My experience with working with diverse families in my professional life has been a positive, rewarding experience. From this, I have adopted many life lessons and broaden the social lens that I use to see the world. Additionally, my experiences with diverse families has informed the way I interact with people and partially contribute to my goals of making positive impacts socially, politically, and in my field of work.
More than anything, I want to be an advocate and ally to underrepresented people by expanding my knowledge and clinical practice to be inclusive and culturally sensitive. This article posted on Psychology Today explains culturally sensitive as the following:
“Cultural sensitivity also allows a therapist to gain and maintain cultural competence, which is the ability to first recognize and understand one’s own culture and how it influences one’s relationship with a client, then understand and respond to the culture that is different from one’s own. The need for this understanding may be based on characteristics such as age, beliefs, ethnicity, race, gender, religion, sexual orientation, or socioeconomic status.”
I believe that therapy, is one of many ways to help families who experience oppression. Historically, families that are underrepresented, or from marginalized populations, have often been treated with hostility and restrained by institutions in society.
“To battle social challenges and barriers, therapists help diverse families by considering the role of environmental factors that contribute to stress and negatively impact mental health.”
Anytime you interact with a family, you’re interacting with the people in the room and the many connections of family outside the room. From that point, I offer that it is important for clinicians offer sensitivity to what the world looks like from the families’ point of view.
Clinically, I appreciate creating change for all clients in the here-and-now experience. I think this is also a great tool for families. I also believe it’s important to reconstruct communication (both internal and in the family) in therapy. I find that individuals’ internal dialogue is one of the most powerful tools people use to work out meaning and comprehension of their lives, their environment, and the people they interact with. From my research, clinical practice, and research experiences, I believe, that having a secure base in family and immediate relationships provide a haven for experience and expression.
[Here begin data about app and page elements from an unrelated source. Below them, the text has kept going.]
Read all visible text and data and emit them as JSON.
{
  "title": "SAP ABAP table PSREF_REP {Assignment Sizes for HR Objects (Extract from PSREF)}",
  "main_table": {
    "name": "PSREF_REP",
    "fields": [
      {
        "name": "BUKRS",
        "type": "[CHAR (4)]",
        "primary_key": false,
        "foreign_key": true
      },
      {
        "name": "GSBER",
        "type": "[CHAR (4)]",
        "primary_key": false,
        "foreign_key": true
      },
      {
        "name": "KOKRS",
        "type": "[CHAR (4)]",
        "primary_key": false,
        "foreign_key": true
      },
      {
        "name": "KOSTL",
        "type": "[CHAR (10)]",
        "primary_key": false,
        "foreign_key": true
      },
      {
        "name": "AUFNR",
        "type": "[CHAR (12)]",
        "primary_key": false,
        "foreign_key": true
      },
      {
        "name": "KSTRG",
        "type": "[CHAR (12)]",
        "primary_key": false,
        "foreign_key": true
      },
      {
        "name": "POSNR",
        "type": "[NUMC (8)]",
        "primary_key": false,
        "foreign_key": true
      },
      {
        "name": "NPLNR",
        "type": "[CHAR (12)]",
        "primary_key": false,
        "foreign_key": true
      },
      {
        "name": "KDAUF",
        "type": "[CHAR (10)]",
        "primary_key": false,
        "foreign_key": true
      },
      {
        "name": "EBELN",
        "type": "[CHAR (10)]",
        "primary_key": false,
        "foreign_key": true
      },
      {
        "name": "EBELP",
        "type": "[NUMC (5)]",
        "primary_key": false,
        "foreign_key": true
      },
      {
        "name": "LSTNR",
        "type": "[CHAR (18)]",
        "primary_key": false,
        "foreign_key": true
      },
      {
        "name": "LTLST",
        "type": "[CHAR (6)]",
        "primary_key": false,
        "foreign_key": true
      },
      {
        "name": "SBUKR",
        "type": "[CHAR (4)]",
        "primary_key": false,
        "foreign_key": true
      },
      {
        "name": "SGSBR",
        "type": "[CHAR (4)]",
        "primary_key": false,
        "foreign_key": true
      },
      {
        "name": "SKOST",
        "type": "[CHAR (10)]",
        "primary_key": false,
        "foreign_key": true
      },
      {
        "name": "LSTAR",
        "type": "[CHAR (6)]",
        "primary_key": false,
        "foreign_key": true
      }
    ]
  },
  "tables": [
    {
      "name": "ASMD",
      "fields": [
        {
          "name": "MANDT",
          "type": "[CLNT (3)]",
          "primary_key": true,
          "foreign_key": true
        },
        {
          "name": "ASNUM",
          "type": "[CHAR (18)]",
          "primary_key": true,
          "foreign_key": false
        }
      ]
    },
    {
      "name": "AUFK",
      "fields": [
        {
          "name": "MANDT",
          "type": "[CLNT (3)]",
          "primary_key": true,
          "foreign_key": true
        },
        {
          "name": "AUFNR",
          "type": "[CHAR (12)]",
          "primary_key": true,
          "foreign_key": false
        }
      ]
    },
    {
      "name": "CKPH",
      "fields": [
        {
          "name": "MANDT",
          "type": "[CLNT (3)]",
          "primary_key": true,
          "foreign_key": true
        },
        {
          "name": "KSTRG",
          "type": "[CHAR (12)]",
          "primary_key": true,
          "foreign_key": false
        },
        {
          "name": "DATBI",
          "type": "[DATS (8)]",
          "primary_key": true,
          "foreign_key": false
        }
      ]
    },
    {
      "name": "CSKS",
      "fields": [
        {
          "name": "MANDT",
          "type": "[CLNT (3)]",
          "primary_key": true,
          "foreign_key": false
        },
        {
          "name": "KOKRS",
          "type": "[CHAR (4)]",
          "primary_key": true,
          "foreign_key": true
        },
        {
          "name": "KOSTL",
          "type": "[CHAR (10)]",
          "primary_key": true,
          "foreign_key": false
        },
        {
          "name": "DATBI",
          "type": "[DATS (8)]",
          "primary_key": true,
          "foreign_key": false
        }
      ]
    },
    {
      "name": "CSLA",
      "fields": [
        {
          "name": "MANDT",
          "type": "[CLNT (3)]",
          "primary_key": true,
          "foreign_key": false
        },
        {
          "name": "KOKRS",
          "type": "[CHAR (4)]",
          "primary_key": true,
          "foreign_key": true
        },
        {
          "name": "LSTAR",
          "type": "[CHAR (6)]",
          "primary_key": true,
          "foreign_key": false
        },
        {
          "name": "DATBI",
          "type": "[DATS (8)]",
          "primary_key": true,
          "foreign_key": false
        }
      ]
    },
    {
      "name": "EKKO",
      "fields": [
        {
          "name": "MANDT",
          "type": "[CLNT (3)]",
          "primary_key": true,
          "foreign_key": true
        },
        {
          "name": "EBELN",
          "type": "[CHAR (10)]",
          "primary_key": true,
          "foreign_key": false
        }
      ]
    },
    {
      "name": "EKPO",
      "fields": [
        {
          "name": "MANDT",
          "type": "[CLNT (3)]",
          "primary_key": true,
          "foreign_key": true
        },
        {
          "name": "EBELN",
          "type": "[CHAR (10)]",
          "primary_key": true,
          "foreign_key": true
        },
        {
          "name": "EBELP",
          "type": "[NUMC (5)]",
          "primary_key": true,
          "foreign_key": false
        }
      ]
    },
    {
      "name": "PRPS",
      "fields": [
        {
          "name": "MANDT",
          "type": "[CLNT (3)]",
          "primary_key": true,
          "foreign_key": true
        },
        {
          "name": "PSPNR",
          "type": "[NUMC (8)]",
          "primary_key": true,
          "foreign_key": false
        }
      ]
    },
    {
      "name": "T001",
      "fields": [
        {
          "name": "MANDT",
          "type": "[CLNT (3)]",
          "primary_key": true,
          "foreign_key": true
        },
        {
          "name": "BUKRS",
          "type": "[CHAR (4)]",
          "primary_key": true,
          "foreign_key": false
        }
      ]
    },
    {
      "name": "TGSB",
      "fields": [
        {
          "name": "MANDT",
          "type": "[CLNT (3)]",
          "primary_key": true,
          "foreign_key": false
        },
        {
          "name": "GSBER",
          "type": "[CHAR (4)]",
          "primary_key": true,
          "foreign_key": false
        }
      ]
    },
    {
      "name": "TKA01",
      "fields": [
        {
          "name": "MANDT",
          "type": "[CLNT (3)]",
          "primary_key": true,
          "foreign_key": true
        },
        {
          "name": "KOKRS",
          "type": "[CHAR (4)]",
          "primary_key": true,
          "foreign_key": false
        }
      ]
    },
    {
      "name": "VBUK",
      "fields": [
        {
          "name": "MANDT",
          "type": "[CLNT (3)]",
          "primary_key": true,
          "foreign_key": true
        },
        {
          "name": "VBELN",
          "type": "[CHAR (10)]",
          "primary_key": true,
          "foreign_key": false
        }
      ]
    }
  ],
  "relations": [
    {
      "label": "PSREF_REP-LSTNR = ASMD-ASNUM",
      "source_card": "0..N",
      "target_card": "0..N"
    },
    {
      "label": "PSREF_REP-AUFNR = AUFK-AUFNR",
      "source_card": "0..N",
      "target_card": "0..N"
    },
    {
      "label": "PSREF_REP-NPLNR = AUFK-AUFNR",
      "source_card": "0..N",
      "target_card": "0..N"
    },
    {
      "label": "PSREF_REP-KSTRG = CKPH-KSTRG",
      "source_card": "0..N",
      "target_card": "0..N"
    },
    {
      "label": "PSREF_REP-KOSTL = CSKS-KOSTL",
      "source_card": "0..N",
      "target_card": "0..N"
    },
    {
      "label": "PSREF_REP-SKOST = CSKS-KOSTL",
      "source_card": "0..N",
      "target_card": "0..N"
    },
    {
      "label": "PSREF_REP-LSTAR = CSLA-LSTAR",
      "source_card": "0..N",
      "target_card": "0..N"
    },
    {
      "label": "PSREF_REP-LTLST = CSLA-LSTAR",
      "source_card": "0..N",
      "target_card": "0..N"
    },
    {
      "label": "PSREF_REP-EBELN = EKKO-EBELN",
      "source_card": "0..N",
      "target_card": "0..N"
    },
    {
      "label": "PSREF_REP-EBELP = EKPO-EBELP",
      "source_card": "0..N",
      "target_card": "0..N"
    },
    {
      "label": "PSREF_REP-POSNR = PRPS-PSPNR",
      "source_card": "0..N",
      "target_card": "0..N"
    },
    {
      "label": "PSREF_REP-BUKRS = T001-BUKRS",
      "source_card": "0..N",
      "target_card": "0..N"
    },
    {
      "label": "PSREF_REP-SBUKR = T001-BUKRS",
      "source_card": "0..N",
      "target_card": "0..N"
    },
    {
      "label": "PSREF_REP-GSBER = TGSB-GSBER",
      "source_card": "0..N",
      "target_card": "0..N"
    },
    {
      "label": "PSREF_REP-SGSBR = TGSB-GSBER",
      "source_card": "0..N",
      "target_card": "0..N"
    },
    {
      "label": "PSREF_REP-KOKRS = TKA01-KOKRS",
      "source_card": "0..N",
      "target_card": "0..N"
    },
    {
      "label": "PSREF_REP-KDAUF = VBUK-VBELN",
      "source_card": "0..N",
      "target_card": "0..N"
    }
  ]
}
Over time, I have observed these therapeutic techniques are great ways to get the family to understand each other’s perceived roles and rules within the familial system. At Perspectives we are inclusive and want to help your family in the best way possible. Connect with us to assist you further.
Perspectives Therapy Services is a multi-site mental and relationship health practice with clinic locations in Brighton, Lansing, Highland, Fenton and New Hudson, Michigan. Our clinical teams include experienced, compassionate and creative therapists with backgrounds in psychology, marriage and family therapy, professional counseling, and social work. Our practice prides itself on providing extraordinary care. We offer a customized matching process to prospective clients whereby an intake specialist carefully assesses which of our providers would be the very best fit for the incoming client. We treat a wide range of concerns that impact a person's mental health including depression, anxiety, relationship problems, grief, low self-worth, life transitions, and childhood and adolescent difficulties.